▶ **WORK TO BE COMPLETED**: Leaving the pictures aside, repeat every line below exactly.

▶ **MATERIAL FOR THIS EXERCISE**:
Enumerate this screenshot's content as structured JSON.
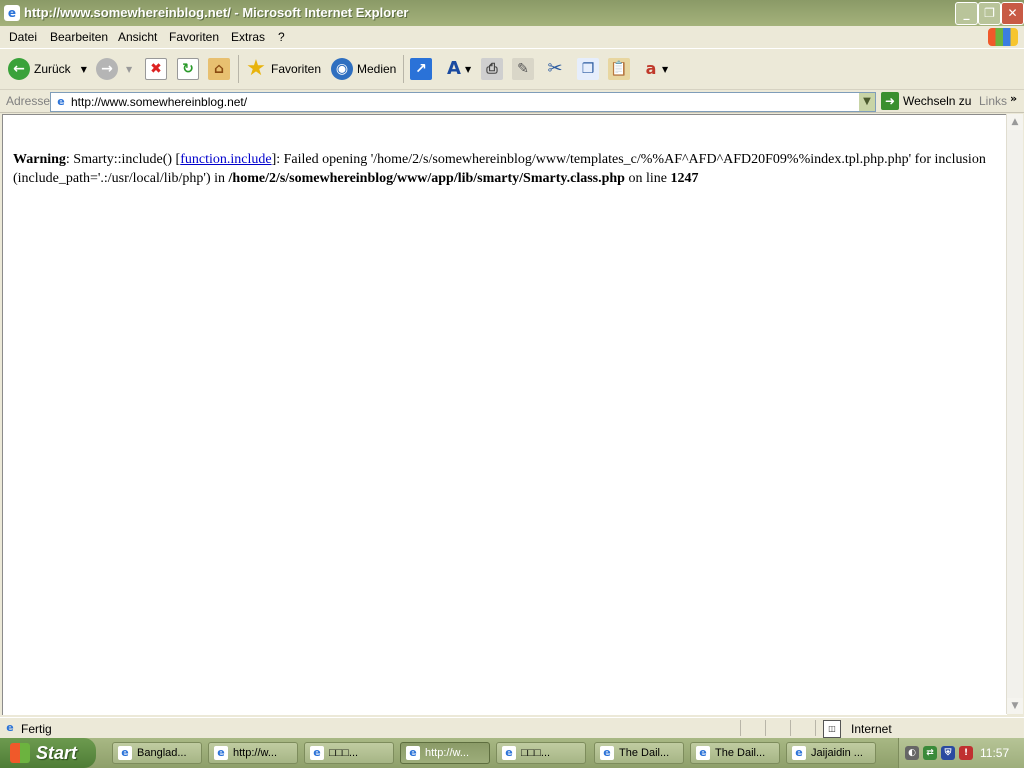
{
  "window": {
    "title": "http://www.somewhereinblog.net/ - Microsoft Internet Explorer"
  },
  "menu": [
    "Datei",
    "Bearbeiten",
    "Ansicht",
    "Favoriten",
    "Extras",
    "?"
  ],
  "toolbar": {
    "back_label": "Zurück",
    "favorites_label": "Favoriten",
    "media_label": "Medien"
  },
  "address": {
    "label": "Adresse",
    "url": "http://www.somewhereinblog.net/",
    "go_label": "Wechseln zu",
    "links_label": "Links"
  },
  "page": {
    "warning_label": "Warning",
    "text1": ": Smarty::include() [",
    "link_text": "function.include",
    "text2": "]: Failed opening '/home/2/s/somewhereinblog/www/templates_c/%%AF^AFD^AFD20F09%%index.tpl.php.php' for inclusion (include_path='.:/usr/local/lib/php') in ",
    "file_path": "/home/2/s/somewhereinblog/www/app/lib/smarty/Smarty.class.php",
    "text3": " on line ",
    "line_number": "1247"
  },
  "status": {
    "text": "Fertig",
    "zone": "Internet"
  },
  "taskbar": {
    "start_label": "Start",
    "tasks": [
      {
        "label": "Banglad...",
        "active": false
      },
      {
        "label": "http://w...",
        "active": false
      },
      {
        "label": "□□□...",
        "active": false
      },
      {
        "label": "http://w...",
        "active": true
      },
      {
        "label": "□□□...",
        "active": false
      },
      {
        "label": "The Dail...",
        "active": false
      },
      {
        "label": "The Dail...",
        "active": false
      },
      {
        "label": "Jaijaidin ...",
        "active": false
      }
    ],
    "clock": "11:57"
  }
}
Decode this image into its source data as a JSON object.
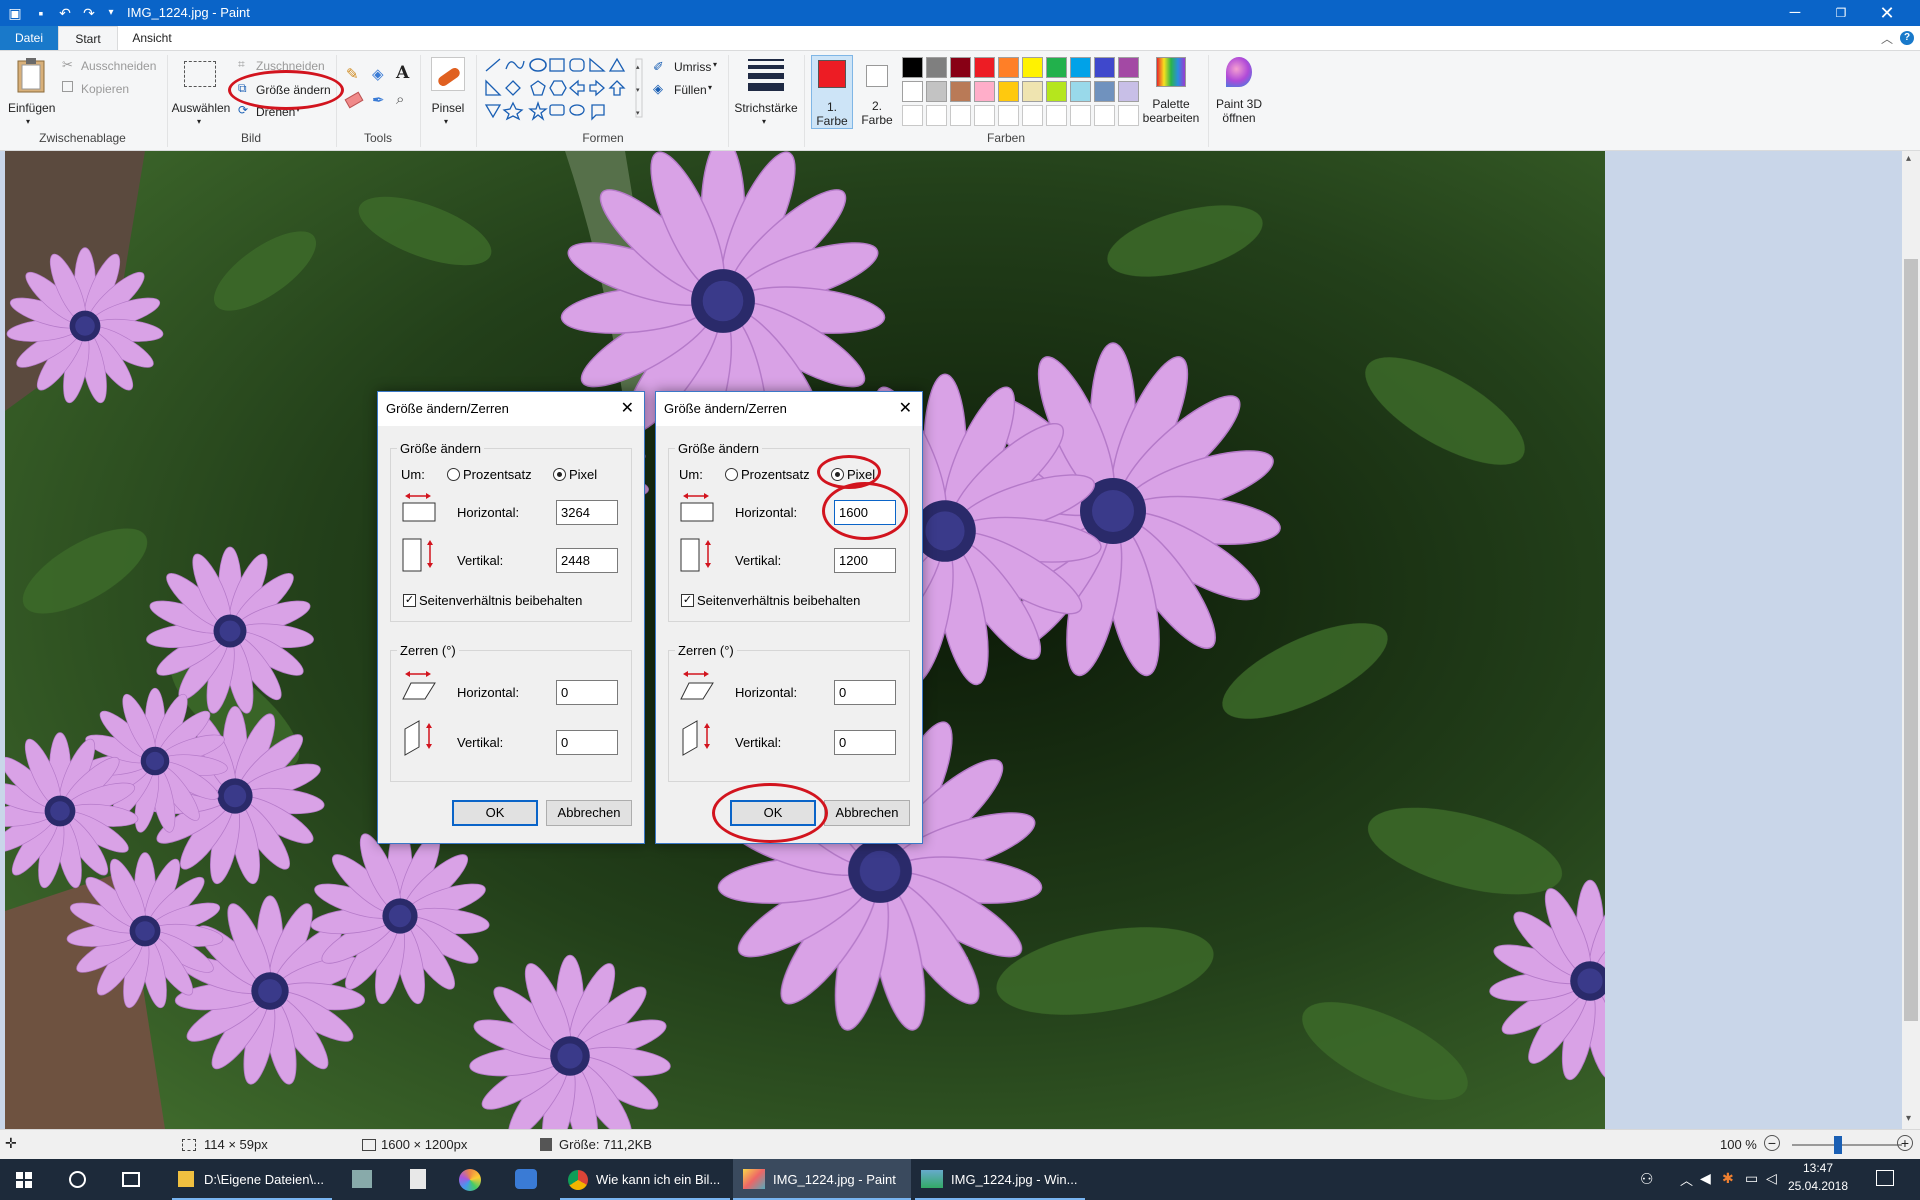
{
  "window": {
    "title": "IMG_1224.jpg - Paint"
  },
  "menu": {
    "tabs": [
      "Datei",
      "Start",
      "Ansicht"
    ]
  },
  "ribbon": {
    "clipboard": {
      "group_label": "Zwischenablage",
      "paste_label": "Einfügen",
      "cut_label": "Ausschneiden",
      "copy_label": "Kopieren"
    },
    "image": {
      "group_label": "Bild",
      "select_label": "Auswählen",
      "crop_label": "Zuschneiden",
      "resize_label": "Größe ändern",
      "rotate_label": "Drehen"
    },
    "tools": {
      "group_label": "Tools"
    },
    "brush": {
      "label": "Pinsel"
    },
    "shapes": {
      "group_label": "Formen",
      "outline_label": "Umriss",
      "fill_label": "Füllen"
    },
    "stroke": {
      "label": "Strichstärke"
    },
    "colors": {
      "group_label": "Farben",
      "color1_label_1": "1.",
      "color1_label_2": "Farbe",
      "color2_label_1": "2.",
      "color2_label_2": "Farbe",
      "color1": "#ed1c24",
      "color2": "#ffffff",
      "palette_row1": [
        "#000000",
        "#7f7f7f",
        "#880015",
        "#ed1c24",
        "#ff7f27",
        "#fff200",
        "#22b14c",
        "#00a2e8",
        "#3f48cc",
        "#a349a4"
      ],
      "palette_row2": [
        "#ffffff",
        "#c3c3c3",
        "#b97a57",
        "#ffaec9",
        "#ffc90e",
        "#efe4b0",
        "#b5e61d",
        "#99d9ea",
        "#7092be",
        "#c8bfe7"
      ],
      "edit_palette_label_1": "Palette",
      "edit_palette_label_2": "bearbeiten",
      "paint3d_label_1": "Paint 3D",
      "paint3d_label_2": "öffnen"
    }
  },
  "dialogs": [
    {
      "title": "Größe ändern/Zerren",
      "resize_legend": "Größe ändern",
      "um_label": "Um:",
      "percent_label": "Prozentsatz",
      "pixel_label": "Pixel",
      "pixel_selected": true,
      "horizontal_label": "Horizontal:",
      "horizontal_value": "3264",
      "vertical_label": "Vertikal:",
      "vertical_value": "2448",
      "keep_ratio_label": "Seitenverhältnis beibehalten",
      "skew_legend": "Zerren (°)",
      "skew_horizontal_label": "Horizontal:",
      "skew_horizontal_value": "0",
      "skew_vertical_label": "Vertikal:",
      "skew_vertical_value": "0",
      "ok_label": "OK",
      "cancel_label": "Abbrechen"
    },
    {
      "title": "Größe ändern/Zerren",
      "resize_legend": "Größe ändern",
      "um_label": "Um:",
      "percent_label": "Prozentsatz",
      "pixel_label": "Pixel",
      "pixel_selected": true,
      "horizontal_label": "Horizontal:",
      "horizontal_value": "1600",
      "vertical_label": "Vertikal:",
      "vertical_value": "1200",
      "keep_ratio_label": "Seitenverhältnis beibehalten",
      "skew_legend": "Zerren (°)",
      "skew_horizontal_label": "Horizontal:",
      "skew_horizontal_value": "0",
      "skew_vertical_label": "Vertikal:",
      "skew_vertical_value": "0",
      "ok_label": "OK",
      "cancel_label": "Abbrechen"
    }
  ],
  "statusbar": {
    "selection_size": "114 × 59px",
    "image_size": "1600 × 1200px",
    "file_size": "Größe: 711,2KB",
    "zoom": "100 %"
  },
  "taskbar": {
    "items": [
      {
        "label": "D:\\Eigene Dateien\\..."
      },
      {
        "label": "Wie kann ich ein Bil..."
      },
      {
        "label": "IMG_1224.jpg - Paint"
      },
      {
        "label": "IMG_1224.jpg - Win..."
      }
    ],
    "time": "13:47",
    "date": "25.04.2018"
  },
  "annotation_color": "#d2141e"
}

▶ **ANSWER TO THIS TASK**:
Enumerate this screenshot's content as structured JSON.
{
  "window": {
    "title": "http://www.somewhereinblog.net/ - Microsoft Internet Explorer"
  },
  "menu": [
    "Datei",
    "Bearbeiten",
    "Ansicht",
    "Favoriten",
    "Extras",
    "?"
  ],
  "toolbar": {
    "back_label": "Zurück",
    "favorites_label": "Favoriten",
    "media_label": "Medien"
  },
  "address": {
    "label": "Adresse",
    "url": "http://www.somewhereinblog.net/",
    "go_label": "Wechseln zu",
    "links_label": "Links"
  },
  "page": {
    "warning_label": "Warning",
    "text1": ": Smarty::include() [",
    "link_text": "function.include",
    "text2": "]: Failed opening '/home/2/s/somewhereinblog/www/templates_c/%%AF^AFD^AFD20F09%%index.tpl.php.php' for inclusion (include_path='.:/usr/local/lib/php') in ",
    "file_path": "/home/2/s/somewhereinblog/www/app/lib/smarty/Smarty.class.php",
    "text3": " on line ",
    "line_number": "1247"
  },
  "status": {
    "text": "Fertig",
    "zone": "Internet"
  },
  "taskbar": {
    "start_label": "Start",
    "tasks": [
      {
        "label": "Banglad...",
        "active": false
      },
      {
        "label": "http://w...",
        "active": false
      },
      {
        "label": "□□□...",
        "active": false
      },
      {
        "label": "http://w...",
        "active": true
      },
      {
        "label": "□□□...",
        "active": false
      },
      {
        "label": "The Dail...",
        "active": false
      },
      {
        "label": "The Dail...",
        "active": false
      },
      {
        "label": "Jaijaidin ...",
        "active": false
      }
    ],
    "clock": "11:57"
  }
}
Decode this image into its source data as a JSON object.
{
  "window": {
    "title": "IMG_1224.jpg - Paint"
  },
  "menu": {
    "tabs": [
      "Datei",
      "Start",
      "Ansicht"
    ]
  },
  "ribbon": {
    "clipboard": {
      "group_label": "Zwischenablage",
      "paste_label": "Einfügen",
      "cut_label": "Ausschneiden",
      "copy_label": "Kopieren"
    },
    "image": {
      "group_label": "Bild",
      "select_label": "Auswählen",
      "crop_label": "Zuschneiden",
      "resize_label": "Größe ändern",
      "rotate_label": "Drehen"
    },
    "tools": {
      "group_label": "Tools"
    },
    "brush": {
      "label": "Pinsel"
    },
    "shapes": {
      "group_label": "Formen",
      "outline_label": "Umriss",
      "fill_label": "Füllen"
    },
    "stroke": {
      "label": "Strichstärke"
    },
    "colors": {
      "group_label": "Farben",
      "color1_label_1": "1.",
      "color1_label_2": "Farbe",
      "color2_label_1": "2.",
      "color2_label_2": "Farbe",
      "color1": "#ed1c24",
      "color2": "#ffffff",
      "palette_row1": [
        "#000000",
        "#7f7f7f",
        "#880015",
        "#ed1c24",
        "#ff7f27",
        "#fff200",
        "#22b14c",
        "#00a2e8",
        "#3f48cc",
        "#a349a4"
      ],
      "palette_row2": [
        "#ffffff",
        "#c3c3c3",
        "#b97a57",
        "#ffaec9",
        "#ffc90e",
        "#efe4b0",
        "#b5e61d",
        "#99d9ea",
        "#7092be",
        "#c8bfe7"
      ],
      "edit_palette_label_1": "Palette",
      "edit_palette_label_2": "bearbeiten",
      "paint3d_label_1": "Paint 3D",
      "paint3d_label_2": "öffnen"
    }
  },
  "dialogs": [
    {
      "title": "Größe ändern/Zerren",
      "resize_legend": "Größe ändern",
      "um_label": "Um:",
      "percent_label": "Prozentsatz",
      "pixel_label": "Pixel",
      "pixel_selected": true,
      "horizontal_label": "Horizontal:",
      "horizontal_value": "3264",
      "vertical_label": "Vertikal:",
      "vertical_value": "2448",
      "keep_ratio_label": "Seitenverhältnis beibehalten",
      "skew_legend": "Zerren (°)",
      "skew_horizontal_label": "Horizontal:",
      "skew_horizontal_value": "0",
      "skew_vertical_label": "Vertikal:",
      "skew_vertical_value": "0",
      "ok_label": "OK",
      "cancel_label": "Abbrechen"
    },
    {
      "title": "Größe ändern/Zerren",
      "resize_legend": "Größe ändern",
      "um_label": "Um:",
      "percent_label": "Prozentsatz",
      "pixel_label": "Pixel",
      "pixel_selected": true,
      "horizontal_label": "Horizontal:",
      "horizontal_value": "1600",
      "vertical_label": "Vertikal:",
      "vertical_value": "1200",
      "keep_ratio_label": "Seitenverhältnis beibehalten",
      "skew_legend": "Zerren (°)",
      "skew_horizontal_label": "Horizontal:",
      "skew_horizontal_value": "0",
      "skew_vertical_label": "Vertikal:",
      "skew_vertical_value": "0",
      "ok_label": "OK",
      "cancel_label": "Abbrechen"
    }
  ],
  "statusbar": {
    "selection_size": "114 × 59px",
    "image_size": "1600 × 1200px",
    "file_size": "Größe: 711,2KB",
    "zoom": "100 %"
  },
  "taskbar": {
    "items": [
      {
        "label": "D:\\Eigene Dateien\\..."
      },
      {
        "label": "Wie kann ich ein Bil..."
      },
      {
        "label": "IMG_1224.jpg - Paint"
      },
      {
        "label": "IMG_1224.jpg - Win..."
      }
    ],
    "time": "13:47",
    "date": "25.04.2018"
  },
  "annotation_color": "#d2141e"
}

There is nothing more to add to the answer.